Dataset records:
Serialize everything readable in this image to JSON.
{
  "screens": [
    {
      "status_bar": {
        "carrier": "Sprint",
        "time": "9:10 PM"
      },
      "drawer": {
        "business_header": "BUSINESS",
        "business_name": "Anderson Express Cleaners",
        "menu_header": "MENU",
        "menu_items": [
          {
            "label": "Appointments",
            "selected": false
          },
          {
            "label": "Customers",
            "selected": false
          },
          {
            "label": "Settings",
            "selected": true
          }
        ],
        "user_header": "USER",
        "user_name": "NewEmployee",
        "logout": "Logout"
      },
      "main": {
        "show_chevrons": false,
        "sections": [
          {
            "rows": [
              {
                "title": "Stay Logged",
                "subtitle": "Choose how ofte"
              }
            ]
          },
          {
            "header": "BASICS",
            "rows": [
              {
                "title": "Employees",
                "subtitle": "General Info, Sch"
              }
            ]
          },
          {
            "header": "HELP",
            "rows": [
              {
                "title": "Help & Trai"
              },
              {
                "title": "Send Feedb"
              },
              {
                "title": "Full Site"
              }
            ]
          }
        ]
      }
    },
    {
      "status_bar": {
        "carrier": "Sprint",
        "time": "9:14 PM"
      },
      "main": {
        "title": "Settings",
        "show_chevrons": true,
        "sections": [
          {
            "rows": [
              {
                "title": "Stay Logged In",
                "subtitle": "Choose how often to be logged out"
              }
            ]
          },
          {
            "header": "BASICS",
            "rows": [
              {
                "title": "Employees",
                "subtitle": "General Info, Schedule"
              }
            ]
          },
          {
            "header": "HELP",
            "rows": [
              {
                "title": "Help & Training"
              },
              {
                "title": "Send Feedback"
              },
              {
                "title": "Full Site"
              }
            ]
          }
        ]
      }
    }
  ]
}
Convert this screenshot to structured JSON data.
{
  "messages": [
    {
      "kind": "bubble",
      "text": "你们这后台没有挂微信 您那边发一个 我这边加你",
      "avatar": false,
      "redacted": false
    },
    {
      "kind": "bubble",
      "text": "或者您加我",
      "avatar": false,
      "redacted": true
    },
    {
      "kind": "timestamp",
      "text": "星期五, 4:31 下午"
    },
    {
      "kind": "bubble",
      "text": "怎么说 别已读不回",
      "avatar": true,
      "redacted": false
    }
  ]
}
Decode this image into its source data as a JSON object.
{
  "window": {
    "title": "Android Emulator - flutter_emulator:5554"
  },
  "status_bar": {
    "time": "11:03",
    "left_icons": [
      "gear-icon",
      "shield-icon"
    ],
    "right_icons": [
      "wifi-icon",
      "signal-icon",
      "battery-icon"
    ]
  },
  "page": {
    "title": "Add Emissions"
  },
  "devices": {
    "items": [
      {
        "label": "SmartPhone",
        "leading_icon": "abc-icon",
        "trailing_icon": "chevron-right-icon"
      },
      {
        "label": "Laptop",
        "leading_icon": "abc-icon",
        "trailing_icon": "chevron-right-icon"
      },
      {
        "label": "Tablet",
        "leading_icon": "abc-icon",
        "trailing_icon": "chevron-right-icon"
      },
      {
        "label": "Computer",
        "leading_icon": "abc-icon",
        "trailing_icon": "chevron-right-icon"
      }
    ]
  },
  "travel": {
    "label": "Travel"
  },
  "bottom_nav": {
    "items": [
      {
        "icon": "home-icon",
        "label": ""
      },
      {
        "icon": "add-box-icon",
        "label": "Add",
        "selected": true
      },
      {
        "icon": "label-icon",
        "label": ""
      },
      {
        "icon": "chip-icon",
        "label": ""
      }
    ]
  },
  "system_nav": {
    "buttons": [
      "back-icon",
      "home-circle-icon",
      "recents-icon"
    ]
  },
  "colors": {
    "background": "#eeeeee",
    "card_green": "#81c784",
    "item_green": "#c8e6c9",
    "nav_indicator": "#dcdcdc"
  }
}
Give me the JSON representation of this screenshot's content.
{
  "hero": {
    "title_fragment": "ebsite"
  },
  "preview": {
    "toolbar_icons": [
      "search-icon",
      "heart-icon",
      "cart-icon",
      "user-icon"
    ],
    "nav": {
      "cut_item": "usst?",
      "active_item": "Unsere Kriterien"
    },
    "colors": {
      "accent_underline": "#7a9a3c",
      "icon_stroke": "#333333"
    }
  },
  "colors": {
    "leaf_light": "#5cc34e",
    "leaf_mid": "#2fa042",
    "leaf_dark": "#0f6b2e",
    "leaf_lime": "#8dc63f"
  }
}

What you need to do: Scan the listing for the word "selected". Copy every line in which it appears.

Solution below:
            "selected": false
            "selected": false
            "selected": true
        "selected": true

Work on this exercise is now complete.